[Component data from apps and pages]
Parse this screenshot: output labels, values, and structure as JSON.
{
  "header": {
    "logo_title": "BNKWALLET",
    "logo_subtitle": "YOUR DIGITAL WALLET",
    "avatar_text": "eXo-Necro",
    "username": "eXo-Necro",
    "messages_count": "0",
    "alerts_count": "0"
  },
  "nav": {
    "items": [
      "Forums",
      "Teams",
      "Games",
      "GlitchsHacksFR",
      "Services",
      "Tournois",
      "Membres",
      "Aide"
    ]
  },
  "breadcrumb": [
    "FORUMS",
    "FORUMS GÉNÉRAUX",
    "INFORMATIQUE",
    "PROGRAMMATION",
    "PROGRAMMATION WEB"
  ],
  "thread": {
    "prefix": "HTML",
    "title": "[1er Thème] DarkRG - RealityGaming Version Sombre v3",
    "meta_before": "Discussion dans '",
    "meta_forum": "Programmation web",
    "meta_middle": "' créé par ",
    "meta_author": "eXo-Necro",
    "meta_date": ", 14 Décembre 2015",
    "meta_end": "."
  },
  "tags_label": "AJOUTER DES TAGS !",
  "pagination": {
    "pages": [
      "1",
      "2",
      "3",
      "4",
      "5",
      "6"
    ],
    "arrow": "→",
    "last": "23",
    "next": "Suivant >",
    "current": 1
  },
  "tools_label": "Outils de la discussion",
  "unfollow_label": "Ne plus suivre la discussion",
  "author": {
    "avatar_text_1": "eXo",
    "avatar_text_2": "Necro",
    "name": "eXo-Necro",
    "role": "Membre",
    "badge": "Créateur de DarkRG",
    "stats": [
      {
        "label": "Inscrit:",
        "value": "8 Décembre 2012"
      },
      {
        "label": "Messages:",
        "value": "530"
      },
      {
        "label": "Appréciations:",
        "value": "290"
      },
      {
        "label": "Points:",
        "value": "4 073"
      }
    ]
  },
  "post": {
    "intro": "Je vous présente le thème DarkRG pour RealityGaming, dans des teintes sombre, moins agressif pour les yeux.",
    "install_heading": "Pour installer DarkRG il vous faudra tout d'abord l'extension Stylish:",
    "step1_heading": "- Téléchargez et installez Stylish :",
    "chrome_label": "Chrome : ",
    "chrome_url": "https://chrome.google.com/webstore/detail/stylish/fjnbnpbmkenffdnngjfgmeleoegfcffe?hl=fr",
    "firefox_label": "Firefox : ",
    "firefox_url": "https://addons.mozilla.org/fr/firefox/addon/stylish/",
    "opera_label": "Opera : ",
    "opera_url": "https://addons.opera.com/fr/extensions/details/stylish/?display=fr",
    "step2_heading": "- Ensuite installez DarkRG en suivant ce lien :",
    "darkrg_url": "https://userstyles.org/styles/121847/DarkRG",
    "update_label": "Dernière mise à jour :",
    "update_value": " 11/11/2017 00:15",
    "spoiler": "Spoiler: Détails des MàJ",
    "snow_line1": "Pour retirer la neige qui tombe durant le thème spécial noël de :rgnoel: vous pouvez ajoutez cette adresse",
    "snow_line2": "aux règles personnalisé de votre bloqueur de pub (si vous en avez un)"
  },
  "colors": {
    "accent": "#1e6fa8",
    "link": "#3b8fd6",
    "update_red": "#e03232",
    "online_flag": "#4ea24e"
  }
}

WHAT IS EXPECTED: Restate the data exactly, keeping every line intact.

RESPONSE TO THE EXERCISE:
Parse this screenshot: output labels, values, and structure as JSON.
{
  "header": {
    "logo_title": "BNKWALLET",
    "logo_subtitle": "YOUR DIGITAL WALLET",
    "avatar_text": "eXo-Necro",
    "username": "eXo-Necro",
    "messages_count": "0",
    "alerts_count": "0"
  },
  "nav": {
    "items": [
      "Forums",
      "Teams",
      "Games",
      "GlitchsHacksFR",
      "Services",
      "Tournois",
      "Membres",
      "Aide"
    ]
  },
  "breadcrumb": [
    "FORUMS",
    "FORUMS GÉNÉRAUX",
    "INFORMATIQUE",
    "PROGRAMMATION",
    "PROGRAMMATION WEB"
  ],
  "thread": {
    "prefix": "HTML",
    "title": "[1er Thème] DarkRG - RealityGaming Version Sombre v3",
    "meta_before": "Discussion dans '",
    "meta_forum": "Programmation web",
    "meta_middle": "' créé par ",
    "meta_author": "eXo-Necro",
    "meta_date": ", 14 Décembre 2015",
    "meta_end": "."
  },
  "tags_label": "AJOUTER DES TAGS !",
  "pagination": {
    "pages": [
      "1",
      "2",
      "3",
      "4",
      "5",
      "6"
    ],
    "arrow": "→",
    "last": "23",
    "next": "Suivant >",
    "current": 1
  },
  "tools_label": "Outils de la discussion",
  "unfollow_label": "Ne plus suivre la discussion",
  "author": {
    "avatar_text_1": "eXo",
    "avatar_text_2": "Necro",
    "name": "eXo-Necro",
    "role": "Membre",
    "badge": "Créateur de DarkRG",
    "stats": [
      {
        "label": "Inscrit:",
        "value": "8 Décembre 2012"
      },
      {
        "label": "Messages:",
        "value": "530"
      },
      {
        "label": "Appréciations:",
        "value": "290"
      },
      {
        "label": "Points:",
        "value": "4 073"
      }
    ]
  },
  "post": {
    "intro": "Je vous présente le thème DarkRG pour RealityGaming, dans des teintes sombre, moins agressif pour les yeux.",
    "install_heading": "Pour installer DarkRG il vous faudra tout d'abord l'extension Stylish:",
    "step1_heading": "- Téléchargez et installez Stylish :",
    "chrome_label": "Chrome : ",
    "chrome_url": "https://chrome.google.com/webstore/detail/stylish/fjnbnpbmkenffdnngjfgmeleoegfcffe?hl=fr",
    "firefox_label": "Firefox : ",
    "firefox_url": "https://addons.mozilla.org/fr/firefox/addon/stylish/",
    "opera_label": "Opera : ",
    "opera_url": "https://addons.opera.com/fr/extensions/details/stylish/?display=fr",
    "step2_heading": "- Ensuite installez DarkRG en suivant ce lien :",
    "darkrg_url": "https://userstyles.org/styles/121847/DarkRG",
    "update_label": "Dernière mise à jour :",
    "update_value": " 11/11/2017 00:15",
    "spoiler": "Spoiler: Détails des MàJ",
    "snow_line1": "Pour retirer la neige qui tombe durant le thème spécial noël de :rgnoel: vous pouvez ajoutez cette adresse",
    "snow_line2": "aux règles personnalisé de votre bloqueur de pub (si vous en avez un)"
  },
  "colors": {
    "accent": "#1e6fa8",
    "link": "#3b8fd6",
    "update_red": "#e03232",
    "online_flag": "#4ea24e"
  }
}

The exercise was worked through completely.